Patrick Flanagan described himself as a quiet man who doesn’t get out around town very much. His closest personal reference was his next door neighbor Maurice Mahoney, who could well have been also a cousin of his wife. In fact, Patrick appears to have suffered greatly from the debilitating effects of Malaria contracted in the service. His brother-in-law Patrick Fox said that “he was not a man that complained very much, although he was a patient sufferer”. He had frequent attacks of chills which would keep him from his work. His overseer at the mill reported that he was frequently sick and only worked 2/3 of the time. Patrick left the Pacific Mills on two occasions. In 1876 he changed to the Everett Mills for a short while, and then was unemployed for a spell because in his words, “new inventions turned out the machines I used”. He did return to the Pacific Mills, and in 1881 just after Garfield was assassinated he changed to the Arlington Mills (right). He applied for his pension in 1883, which was granted. His obituary mentions that he operated a variety store at 218 Hampshire Street.

 

Patrick Flanagan suffered declining health; he had circulation problems in his legs and he suffered a stroke in 1888, after which his signature could only be the mark of the “X”. He died in 1898 and is buried in St Mary's Cemetary in Lawrence, in a Fox family plot (left). His widow Mary lived until 1920. At the time of her death she was living at the home of Dr and Mrs Mulholland at 10 Tremont Street, and she operated the small store just around the corner on Hampshire Streeet.

 

Of their surviving children, Agnes Flanagan married Dr. Bernard Mulholland of Lawrence. They had two daughters; Mary (1905 – 1972) who married Thomas Noonan and they had no children; and Catherine Mulholland (1908 – 1990) who did not marry.

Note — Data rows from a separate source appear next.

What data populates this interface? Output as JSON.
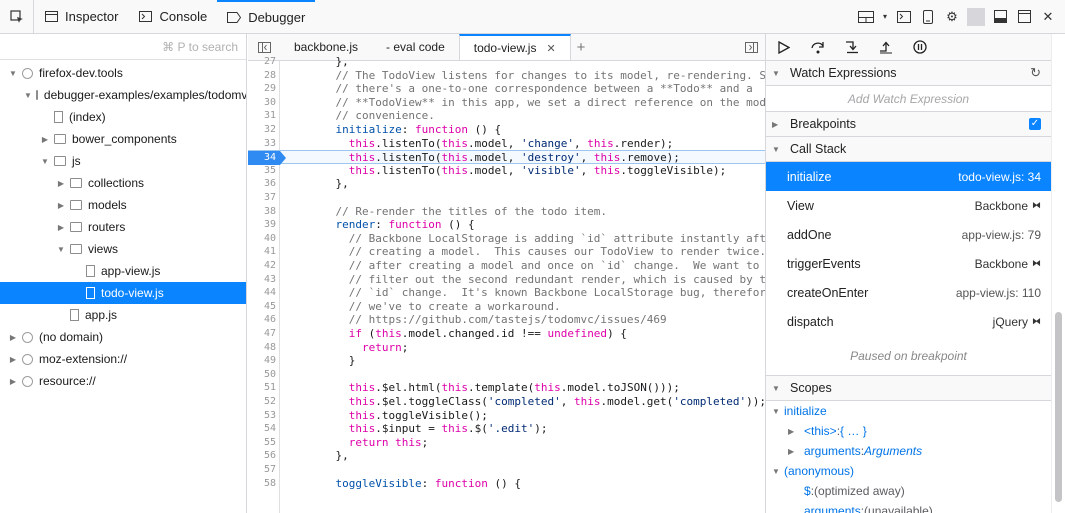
{
  "toolbar": {
    "tabs": [
      "Inspector",
      "Console",
      "Debugger"
    ],
    "active": "Debugger"
  },
  "sources": {
    "search_placeholder": "⌘ P to search",
    "tree": [
      {
        "label": "firefox-dev.tools",
        "indent": 0,
        "type": "globe",
        "expanded": true
      },
      {
        "label": "debugger-examples/examples/todomvc",
        "indent": 1,
        "type": "folder",
        "expanded": true
      },
      {
        "label": "(index)",
        "indent": 2,
        "type": "file"
      },
      {
        "label": "bower_components",
        "indent": 2,
        "type": "folder",
        "expanded": false
      },
      {
        "label": "js",
        "indent": 2,
        "type": "folder",
        "expanded": true
      },
      {
        "label": "collections",
        "indent": 3,
        "type": "folder",
        "expanded": false
      },
      {
        "label": "models",
        "indent": 3,
        "type": "folder",
        "expanded": false
      },
      {
        "label": "routers",
        "indent": 3,
        "type": "folder",
        "expanded": false
      },
      {
        "label": "views",
        "indent": 3,
        "type": "folder",
        "expanded": true
      },
      {
        "label": "app-view.js",
        "indent": 4,
        "type": "file"
      },
      {
        "label": "todo-view.js",
        "indent": 4,
        "type": "file",
        "selected": true
      },
      {
        "label": "app.js",
        "indent": 3,
        "type": "file"
      },
      {
        "label": "(no domain)",
        "indent": 0,
        "type": "globe",
        "expanded": false
      },
      {
        "label": "moz-extension://",
        "indent": 0,
        "type": "globe",
        "expanded": false
      },
      {
        "label": "resource://",
        "indent": 0,
        "type": "globe",
        "expanded": false
      }
    ]
  },
  "editor": {
    "tabs": [
      "backbone.js",
      "- eval code",
      "todo-view.js"
    ],
    "active_tab": "todo-view.js",
    "breakpoint_line": 34,
    "lines": [
      {
        "n": "27",
        "t": "    },"
      },
      {
        "n": "28",
        "t": "    // The TodoView listens for changes to its model, re-rendering. Since"
      },
      {
        "n": "29",
        "t": "    // there's a one-to-one correspondence between a **Todo** and a"
      },
      {
        "n": "30",
        "t": "    // **TodoView** in this app, we set a direct reference on the model for"
      },
      {
        "n": "31",
        "t": "    // convenience."
      },
      {
        "n": "32",
        "t": "    initialize: function () {"
      },
      {
        "n": "33",
        "t": "      this.listenTo(this.model, 'change', this.render);"
      },
      {
        "n": "34",
        "t": "      this.listenTo(this.model, 'destroy', this.remove);"
      },
      {
        "n": "35",
        "t": "      this.listenTo(this.model, 'visible', this.toggleVisible);"
      },
      {
        "n": "36",
        "t": "    },"
      },
      {
        "n": "37",
        "t": ""
      },
      {
        "n": "38",
        "t": "    // Re-render the titles of the todo item."
      },
      {
        "n": "39",
        "t": "    render: function () {"
      },
      {
        "n": "40",
        "t": "      // Backbone LocalStorage is adding `id` attribute instantly after"
      },
      {
        "n": "41",
        "t": "      // creating a model.  This causes our TodoView to render twice. Once"
      },
      {
        "n": "42",
        "t": "      // after creating a model and once on `id` change.  We want to"
      },
      {
        "n": "43",
        "t": "      // filter out the second redundant render, which is caused by this"
      },
      {
        "n": "44",
        "t": "      // `id` change.  It's known Backbone LocalStorage bug, therefore"
      },
      {
        "n": "45",
        "t": "      // we've to create a workaround."
      },
      {
        "n": "46",
        "t": "      // https://github.com/tastejs/todomvc/issues/469"
      },
      {
        "n": "47",
        "t": "      if (this.model.changed.id !== undefined) {"
      },
      {
        "n": "48",
        "t": "        return;"
      },
      {
        "n": "49",
        "t": "      }"
      },
      {
        "n": "50",
        "t": ""
      },
      {
        "n": "51",
        "t": "      this.$el.html(this.template(this.model.toJSON()));"
      },
      {
        "n": "52",
        "t": "      this.$el.toggleClass('completed', this.model.get('completed'));"
      },
      {
        "n": "53",
        "t": "      this.toggleVisible();"
      },
      {
        "n": "54",
        "t": "      this.$input = this.$('.edit');"
      },
      {
        "n": "55",
        "t": "      return this;"
      },
      {
        "n": "56",
        "t": "    },"
      },
      {
        "n": "57",
        "t": ""
      },
      {
        "n": "58",
        "t": "    toggleVisible: function () {"
      }
    ]
  },
  "right": {
    "watch": {
      "title": "Watch Expressions",
      "add": "Add Watch Expression"
    },
    "breakpoints": {
      "title": "Breakpoints"
    },
    "callstack": {
      "title": "Call Stack",
      "frames": [
        {
          "name": "initialize",
          "loc": "todo-view.js: 34",
          "selected": true
        },
        {
          "name": "View",
          "loc": "Backbone",
          "lib": true
        },
        {
          "name": "addOne",
          "loc": "app-view.js: 79"
        },
        {
          "name": "triggerEvents",
          "loc": "Backbone",
          "lib": true
        },
        {
          "name": "createOnEnter",
          "loc": "app-view.js: 110"
        },
        {
          "name": "dispatch",
          "loc": "jQuery",
          "lib": true
        }
      ],
      "paused": "Paused on breakpoint"
    },
    "scopes": {
      "title": "Scopes",
      "items": [
        {
          "label": "initialize",
          "kind": "header"
        },
        {
          "label": "<this>",
          "value": "{ … }",
          "kind": "prop"
        },
        {
          "label": "arguments",
          "value": "Arguments",
          "kind": "prop"
        },
        {
          "label": "(anonymous)",
          "kind": "header"
        },
        {
          "label": "$",
          "value": "(optimized away)",
          "kind": "leaf"
        },
        {
          "label": "arguments",
          "value": "(unavailable)",
          "kind": "leaf"
        }
      ]
    }
  }
}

Catherine Flanagan married William Barrett and they settled in Revere, Massachusetts and had six children. Dominick Flanagan became a letter carrier in Lawrence, with the Devlin family home apparently on the route. During these rounds he met young Agnes Devlin, and they were married in 1897, she was 19 or 20, and he would have been 28. They had four children, George (1898 - 1972), Augustine (1899 - 1979), Mary (Emerson)(1903 - ?), and Louis (1907 – 1993).